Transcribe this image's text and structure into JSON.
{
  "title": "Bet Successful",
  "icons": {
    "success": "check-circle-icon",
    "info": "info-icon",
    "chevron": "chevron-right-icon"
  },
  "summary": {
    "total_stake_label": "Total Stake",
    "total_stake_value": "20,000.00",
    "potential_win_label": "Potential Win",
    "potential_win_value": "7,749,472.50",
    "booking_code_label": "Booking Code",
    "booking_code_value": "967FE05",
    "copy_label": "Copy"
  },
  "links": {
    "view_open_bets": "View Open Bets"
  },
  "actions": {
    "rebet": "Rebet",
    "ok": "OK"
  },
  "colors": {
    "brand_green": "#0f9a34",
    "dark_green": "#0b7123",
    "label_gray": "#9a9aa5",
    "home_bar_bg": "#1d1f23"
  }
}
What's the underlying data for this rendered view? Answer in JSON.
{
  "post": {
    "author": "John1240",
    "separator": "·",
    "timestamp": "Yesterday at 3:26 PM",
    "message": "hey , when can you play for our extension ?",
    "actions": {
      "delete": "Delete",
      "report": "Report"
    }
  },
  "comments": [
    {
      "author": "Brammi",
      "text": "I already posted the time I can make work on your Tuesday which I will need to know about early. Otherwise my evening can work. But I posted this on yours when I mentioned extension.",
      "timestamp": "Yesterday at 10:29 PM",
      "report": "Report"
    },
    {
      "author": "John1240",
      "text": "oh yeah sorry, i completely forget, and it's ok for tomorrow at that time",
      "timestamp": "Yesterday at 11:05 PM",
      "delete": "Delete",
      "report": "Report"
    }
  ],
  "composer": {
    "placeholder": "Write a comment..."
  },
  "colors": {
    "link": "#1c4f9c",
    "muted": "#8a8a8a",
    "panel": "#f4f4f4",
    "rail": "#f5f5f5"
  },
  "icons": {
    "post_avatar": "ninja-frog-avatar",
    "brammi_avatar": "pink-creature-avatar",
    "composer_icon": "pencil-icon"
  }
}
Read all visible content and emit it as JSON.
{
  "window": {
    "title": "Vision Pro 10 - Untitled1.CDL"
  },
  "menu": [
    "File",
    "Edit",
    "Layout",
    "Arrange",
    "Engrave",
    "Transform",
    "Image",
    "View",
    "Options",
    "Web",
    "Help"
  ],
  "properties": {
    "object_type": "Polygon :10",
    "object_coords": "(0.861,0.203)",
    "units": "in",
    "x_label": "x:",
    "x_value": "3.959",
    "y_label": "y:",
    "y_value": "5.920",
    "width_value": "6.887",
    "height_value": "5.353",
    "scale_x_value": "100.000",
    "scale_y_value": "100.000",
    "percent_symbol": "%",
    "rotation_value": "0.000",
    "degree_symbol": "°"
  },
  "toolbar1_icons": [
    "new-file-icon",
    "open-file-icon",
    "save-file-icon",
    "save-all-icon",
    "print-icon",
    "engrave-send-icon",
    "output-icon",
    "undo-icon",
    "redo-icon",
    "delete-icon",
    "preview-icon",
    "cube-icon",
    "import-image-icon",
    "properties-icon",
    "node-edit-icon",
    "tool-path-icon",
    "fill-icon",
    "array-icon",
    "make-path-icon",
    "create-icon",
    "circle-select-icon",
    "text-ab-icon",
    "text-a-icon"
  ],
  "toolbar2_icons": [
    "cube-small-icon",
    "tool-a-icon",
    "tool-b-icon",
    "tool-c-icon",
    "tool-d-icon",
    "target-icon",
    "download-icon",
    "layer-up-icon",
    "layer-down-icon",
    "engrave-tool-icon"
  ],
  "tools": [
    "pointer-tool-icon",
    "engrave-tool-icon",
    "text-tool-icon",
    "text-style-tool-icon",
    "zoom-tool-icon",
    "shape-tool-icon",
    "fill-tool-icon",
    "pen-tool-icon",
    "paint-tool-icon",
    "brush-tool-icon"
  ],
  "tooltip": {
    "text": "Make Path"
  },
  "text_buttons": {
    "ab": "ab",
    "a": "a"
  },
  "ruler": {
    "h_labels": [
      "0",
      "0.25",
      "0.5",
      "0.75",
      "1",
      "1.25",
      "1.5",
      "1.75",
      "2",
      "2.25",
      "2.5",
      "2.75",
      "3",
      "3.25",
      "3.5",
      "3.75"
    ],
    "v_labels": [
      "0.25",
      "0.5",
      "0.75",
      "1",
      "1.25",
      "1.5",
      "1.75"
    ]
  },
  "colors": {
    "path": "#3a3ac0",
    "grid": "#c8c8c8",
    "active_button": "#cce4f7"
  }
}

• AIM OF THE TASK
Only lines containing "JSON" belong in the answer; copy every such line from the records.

• WRITTEN RESPONSE
Transcribe this image's text and structure into JSON.
What's the underlying data for this rendered view? Answer in JSON.
Read all visible content and emit it as JSON.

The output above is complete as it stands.